Everything Books
Writing and reading and books, books, books (and anything that might relate)

January 14, 2012

Behind the Book — My Modern-Day Quill Pen

Filed under: writing — Tags: , , , , , , — jennifer @ 12:06 pm

When I was finishing up the first draft of the third Velva Jean book, a terrible thing happened: Microsoft Word self-destructed. Right before my eyes, every letter turned into an asterisk, one by one by one, until the entire document was gibberish. (Apparently, more than one person has experienced this problem with Word for Mac.) Needless to say, I freaked out. The document was irretrievable, but luckily I had saved and re-saved multiple versions, so all that was lost was a handful of rewrites on various paragraphs and lines.

That day I switched over to Scrivener. I still use Word, but only for short (and far less important) documents. Scrivener is a program that was created by a writer (Keith Blount) for writers. As he says on their website: “The thing about programs aimed at writers is that no one program is going to suit all writers, because all writers work in different ways.” What he did was create a program for himself, the kind of thing that would help him in his own writing.

When I switched Velva Jean #3 to Scrivener, I didn’t do anything but use it as a regular word processor– a hopefully safe place in which to finish my manuscript. Because my publisher needed the manuscript submitted in Word, I easily imported it there and sent it off.

Now, as I’m in the researching/brainstorming/compiling/outlining phase of the fourth Velva Jean, I thought I’d give Scrivener a go to see exactly what it’s made of. With every book, I’ve organized and outlined the material a little differently from the book before. In the case of Velva Jean Learns to Fly, I wrote a 30-page detailed, scene-by-scene outline on the computer. With the third Velva Jean book, I wrote every scene on index cards, which I filed by month (since most of the action takes place within one calendar year). In this fourth one, I started doing a little outlining on the computer, a little on index cards, but for some reason this feels too scattered now.

Readers and writers are always asking me about my process, about my system for writing a book. What I tell them is that every book is a new experience, new territory, and you have to learn your way along the way. Each story is different, which only makes sense that each will be outlined uniquely and individually.

Here is what the folks at Scrivener say about their program: “Writing a novel, research paper, script or any long-form text involves more than hammering away at the keys until you’re done. Collecting research, ordering fragmented ideas, shuffling index cards in search of that elusive structure—most writing software is fired up only after much of the hard work is done. Enter Scrivener: a word processor and project management tool that stays with you from that first, unformed idea all the way through to the final draft. Outline and structure your ideas, take notes, view research alongside your writing and compose the constituent pieces of your text in isolation or in context. Scrivener won’t tell you how to write – it just makes all the tools you have scattered around your desk available in one application.”

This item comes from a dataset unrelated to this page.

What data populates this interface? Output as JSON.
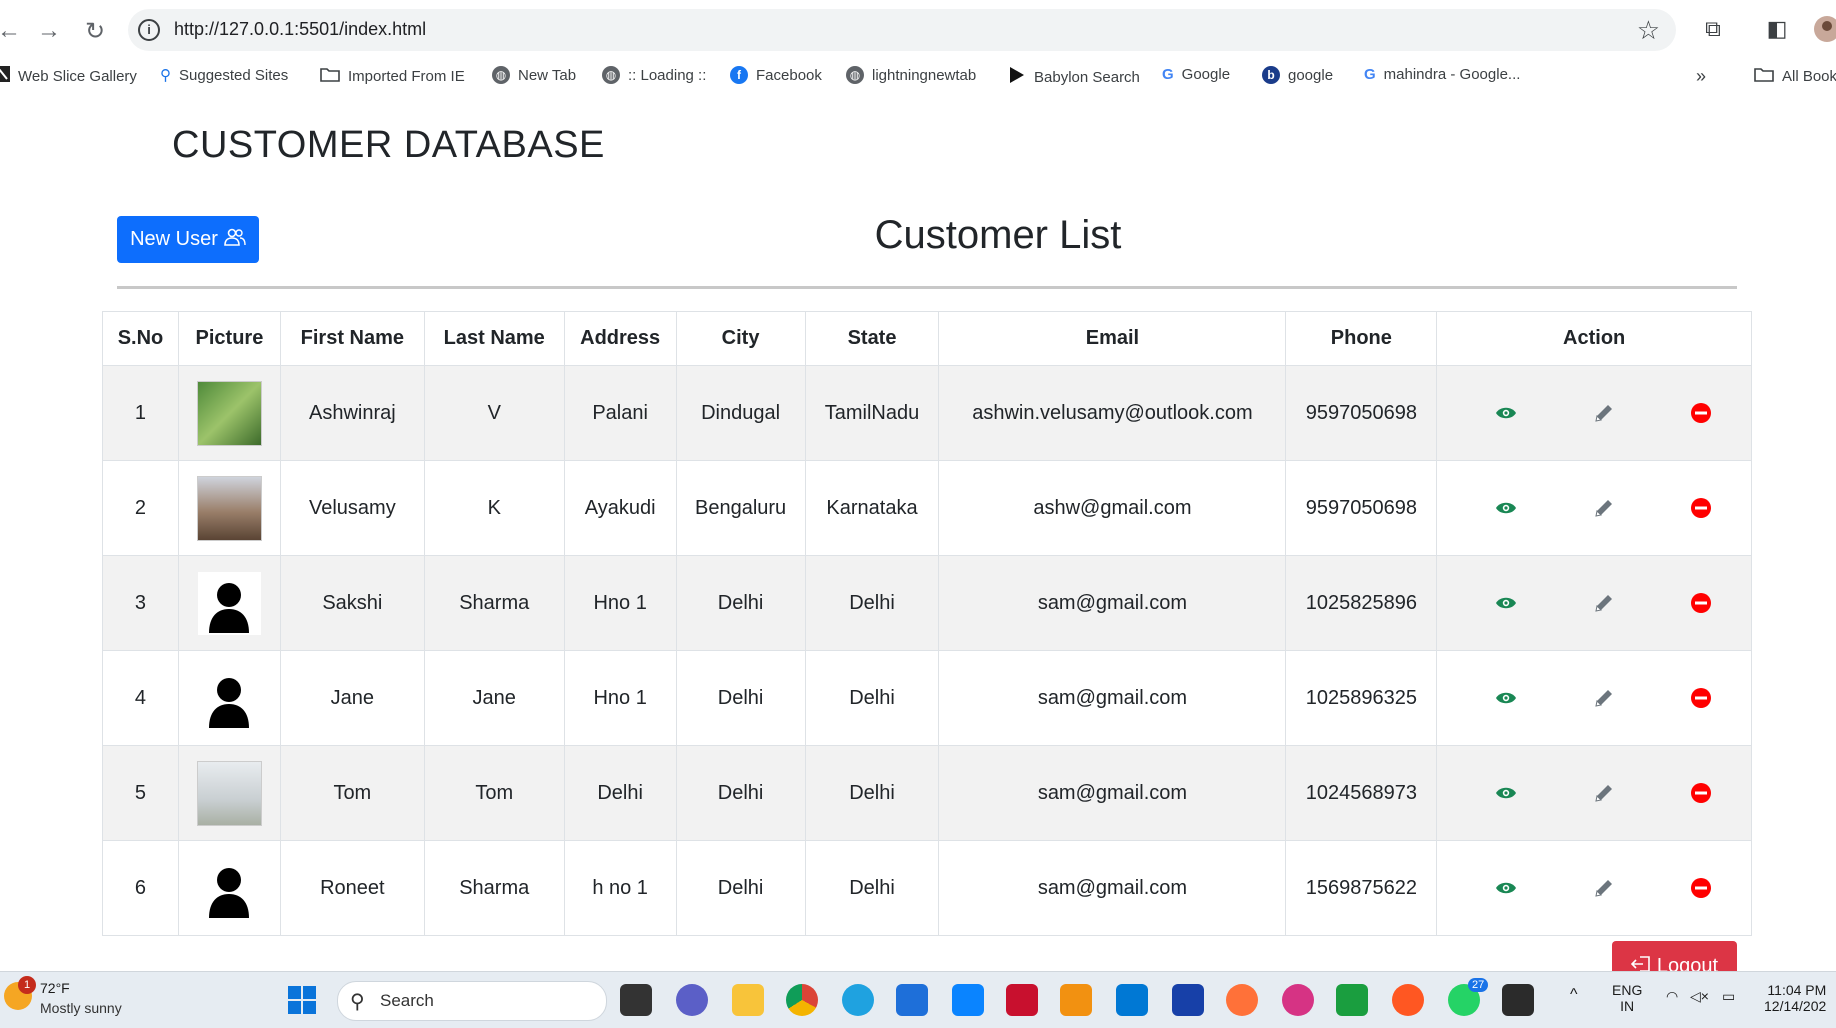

So far I’m liking Scrivener. Like many writers, I love organizing and reorganizing my materials. One of my writer friends, who also shares my love for organizing and reorganizing, has tried Scrivener as well. At first she loved it. For weeks she learned and made use of every single feature and option. But in the end, she had to turn away from it. She said the problem with Scrivener– for any writer who has even an ounce of the procrastination gene– was it was so detailed and so much fun to work in that, before she knew it, she was spending all her time organizing her files and photographs and outlines and digital index cards, that she didn’t have any time for the actual writing. In other words, it’s a great program if you can exercise restraint.

I’ve spent yesterday and today creating character files for everyone, even Velva Jean, who I know almost as well as I know myself. Rather than listing her traits, this is a place for me to brainstorm her journey in this particular story. I also created separate files for the “characters of place” that will figure into the book– everywhere from Hollywood itself to the movie studios to the nightclubs Velva Jean might visit. These files are great because, unlike the physical index cards, I can put anything in them– photos of the people and places; links to websites for more info; maps; blueprints; and, of course, text.

This phase of the writing is always fun, but I have to say that Scrivener (as of this moment) is only making it more fun. Hopefully it will continue to work for me…

No Comments

No comments yet.

RSS feed for comments on this post.

Sorry, the comment form is closed at this time.